Now, let me clear up a couple of questions before you start pelting me with them.

First, why bother to butter and flour the pan? Good question. You see, the cake is so dense that when it bakes, it would have nothing to keep the fat molecules, surrounded by nummy egg goodness, from sticking to the side of the pan. Non-stick baking materials do help, but it’s safer to make sure you provide a way for the cake to separate from its “vessel,” regardless of empty non-stick promises. The flour in the pan sticks to the butter and provides a dry coating to make removal from the springform pan that much easier.

Second, how do you know when the cake is ready to serve? After you’ve cut around the edges, let the cake sit until it is at room temperature. This is the kind of confection that is served after it has completely cooled, or slightly chilled. Why? Because if it were still warm (i.e. fresh out of the oven), it would be closer to spoon bread than cake.
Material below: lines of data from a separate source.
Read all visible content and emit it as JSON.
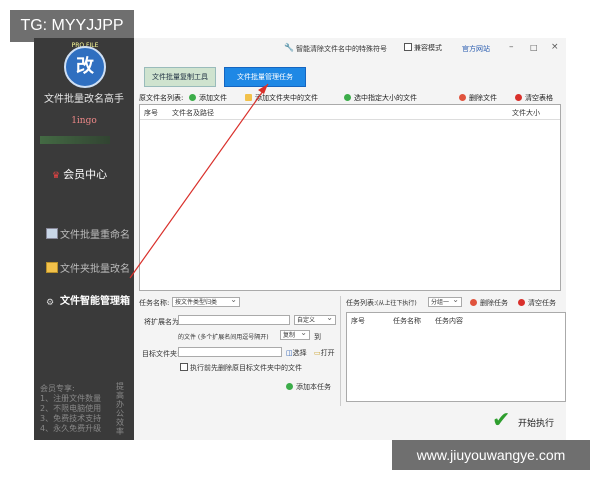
{
  "watermark": {
    "top_left": "TG: MYYJJPP",
    "bottom_right": "www.jiuyouwangye.com"
  },
  "sidebar": {
    "logo_text": "改",
    "logo_sub": "PRO FILE",
    "app_title": "文件批量改名高手",
    "user": "1ingo",
    "member_center": "会员中心",
    "items": [
      {
        "label": "文件批量重命名",
        "active": false
      },
      {
        "label": "文件夹批量改名",
        "active": false
      },
      {
        "label": "文件智能管理箱",
        "active": true
      }
    ],
    "footer_left": "会员专享:\n1、注册文件数量\n2、不限电脑使用\n3、免费技术支持\n4、永久免费升级",
    "footer_right": "提高办公效率"
  },
  "topbar": {
    "special_chars": "智能清除文件名中的特殊符号",
    "compat_mode": "兼容模式",
    "official_site": "官方网站",
    "win_min": "–",
    "win_max": "□",
    "win_close": "×"
  },
  "tabs": [
    {
      "label": "文件批量复制工具",
      "selected": false
    },
    {
      "label": "文件批量管理任务",
      "selected": true
    }
  ],
  "toolbar": {
    "list_label": "原文件名列表:",
    "add_file": "添加文件",
    "add_folder_files": "添加文件夹中的文件",
    "select_by_size": "选中指定大小的文件",
    "delete_file": "删除文件",
    "clear_table": "清空表格"
  },
  "file_table": {
    "columns": [
      "序号",
      "文件名及路径",
      "文件大小"
    ],
    "rows": []
  },
  "task_form": {
    "task_name_label": "任务名称:",
    "task_name_value": "按文件类型归类",
    "ext_label": "将扩展名为:",
    "ext_value": "",
    "custom_label": "自定义",
    "ext_hint": "的文件 (多个扩展名间用逗号隔开)",
    "action_value": "复制",
    "to_label": "到",
    "target_label": "目标文件夹:",
    "target_value": "",
    "choose_btn": "选择",
    "open_btn": "打开",
    "pre_delete_label": "执行前先删除原目标文件夹中的文件",
    "add_task_btn": "添加本任务"
  },
  "task_list": {
    "label": "任务列表:",
    "order_label": "(从上往下执行)",
    "group_value": "分组一",
    "delete_task": "删除任务",
    "clear_task": "清空任务",
    "columns": [
      "序号",
      "任务名称",
      "任务内容"
    ],
    "rows": []
  },
  "run_button": "开始执行",
  "colors": {
    "accent": "#1e88e5",
    "sidebar_bg": "#3a3a3a",
    "annotation_arrow": "#d9302b"
  }
}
The butter needs to coagulate again (harden) and the cake must be allowed to finish its falling. That sounds callous, but it’s true.

Third, what about the cracking on the top? How do I know if it’s too much? Another good question. If you’re a master baker, you can manage this recipe with no flour whatsoever. But, if you’re new to the egg separation technique, you might want to incorporate a little bit of flour so you know there will be a little bit of structure to the final product. If, however, you add too much flour, it can dry out the FCC. That contributes to the dry cracking on the top. More so, however, you know you’ve over beaten your egg whites when the top not only cracks, but separates from the rest of the cake. They were too stiff, I’m afraid. Perhaps you should practice your egg white beating.

Alright! That’s it for now. Consider yourself “tutled” in the fine art of FCC creation. Once you get it down and are comfortable with the role of each ingredient, mix it up a bit! Add some flavorings or alter amounts. It’s up to you. Honestly, though, this is a dense cake made almost entirely of sugar, butter, chocolate, and eggs. Even if it doesn’t bake correctly, it will likely taste good. Dump it in a bowl and add some ice cream. Can that be so bad?